### Assigned task
What you return should be the lines of the data containing "label", each in full.

▼

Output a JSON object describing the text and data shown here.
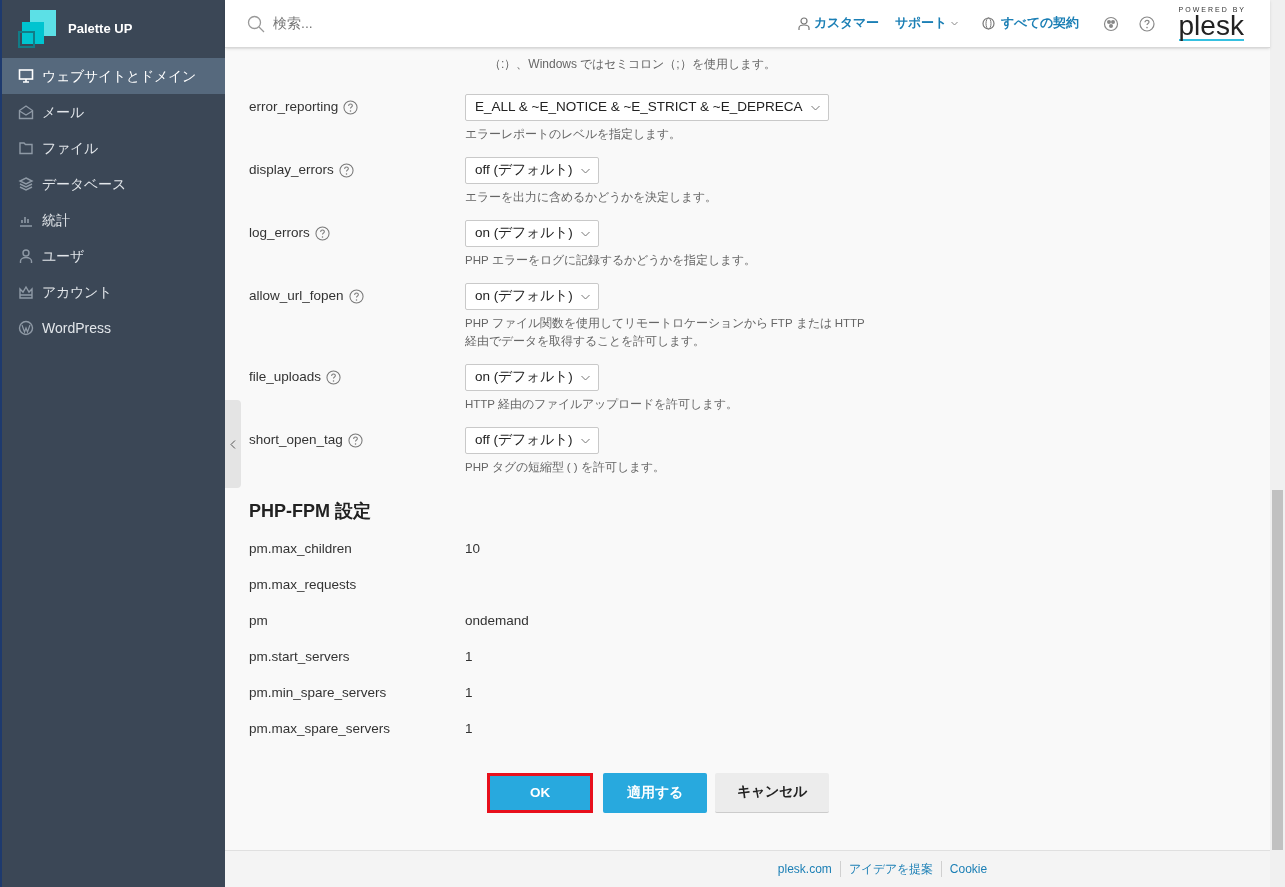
{
  "brand": {
    "name": "Palette UP"
  },
  "sidebar": {
    "items": [
      {
        "label": "ウェブサイトとドメイン",
        "selected": true
      },
      {
        "label": "メール",
        "selected": false
      },
      {
        "label": "ファイル",
        "selected": false
      },
      {
        "label": "データベース",
        "selected": false
      },
      {
        "label": "統計",
        "selected": false
      },
      {
        "label": "ユーザ",
        "selected": false
      },
      {
        "label": "アカウント",
        "selected": false
      },
      {
        "label": "WordPress",
        "selected": false
      }
    ]
  },
  "header": {
    "search": {
      "placeholder": "検索..."
    },
    "user": "カスタマー",
    "support": "サポート",
    "subscriptions": "すべての契約",
    "powered_by": "POWERED BY",
    "logo": "plesk"
  },
  "intro_text": [
    "（:）、Windows ではセミコロン（;）を使用します。"
  ],
  "settings": [
    {
      "name": "error_reporting",
      "kind": "select",
      "value": "E_ALL & ~E_NOTICE & ~E_STRICT & ~E_DEPRECA",
      "description": "エラーレポートのレベルを指定します。"
    },
    {
      "name": "display_errors",
      "kind": "select",
      "value": "off (デフォルト)",
      "description": "エラーを出力に含めるかどうかを決定します。"
    },
    {
      "name": "log_errors",
      "kind": "select",
      "value": "on (デフォルト)",
      "description": "PHP エラーをログに記録するかどうかを指定します。"
    },
    {
      "name": "allow_url_fopen",
      "kind": "select",
      "value": "on (デフォルト)",
      "description": "PHP ファイル関数を使用してリモートロケーションから FTP または HTTP 経由でデータを取得することを許可します。"
    },
    {
      "name": "file_uploads",
      "kind": "select",
      "value": "on (デフォルト)",
      "description": "HTTP 経由のファイルアップロードを許可します。"
    },
    {
      "name": "short_open_tag",
      "kind": "select",
      "value": "off (デフォルト)",
      "description": "PHP タグの短縮型 ( ) を許可します。"
    }
  ],
  "fpm": {
    "title": "PHP-FPM 設定",
    "rows": [
      {
        "name": "pm.max_children",
        "value": "10"
      },
      {
        "name": "pm.max_requests"
      },
      {
        "name": "pm",
        "value": "ondemand"
      },
      {
        "name": "pm.start_servers",
        "value": "1"
      },
      {
        "name": "pm.min_spare_servers",
        "value": "1"
      },
      {
        "name": "pm.max_spare_servers",
        "value": "1"
      }
    ]
  },
  "buttons": [
    {
      "label": "OK",
      "kind": "primary",
      "highlighted": true
    },
    {
      "label": "適用する",
      "kind": "primary",
      "highlighted": false
    },
    {
      "label": "キャンセル",
      "kind": "secondary",
      "highlighted": false
    }
  ],
  "footer": {
    "links": [
      "plesk.com",
      "アイデアを提案",
      "Cookie"
    ]
  }
}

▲

### Exercise result
        "label": "ウェブサイトとドメイン",
        "label": "メール",
        "label": "ファイル",
        "label": "データベース",
        "label": "統計",
        "label": "ユーザ",
        "label": "アカウント",
        "label": "WordPress",
      "label": "OK",
      "label": "適用する",
      "label": "キャンセル",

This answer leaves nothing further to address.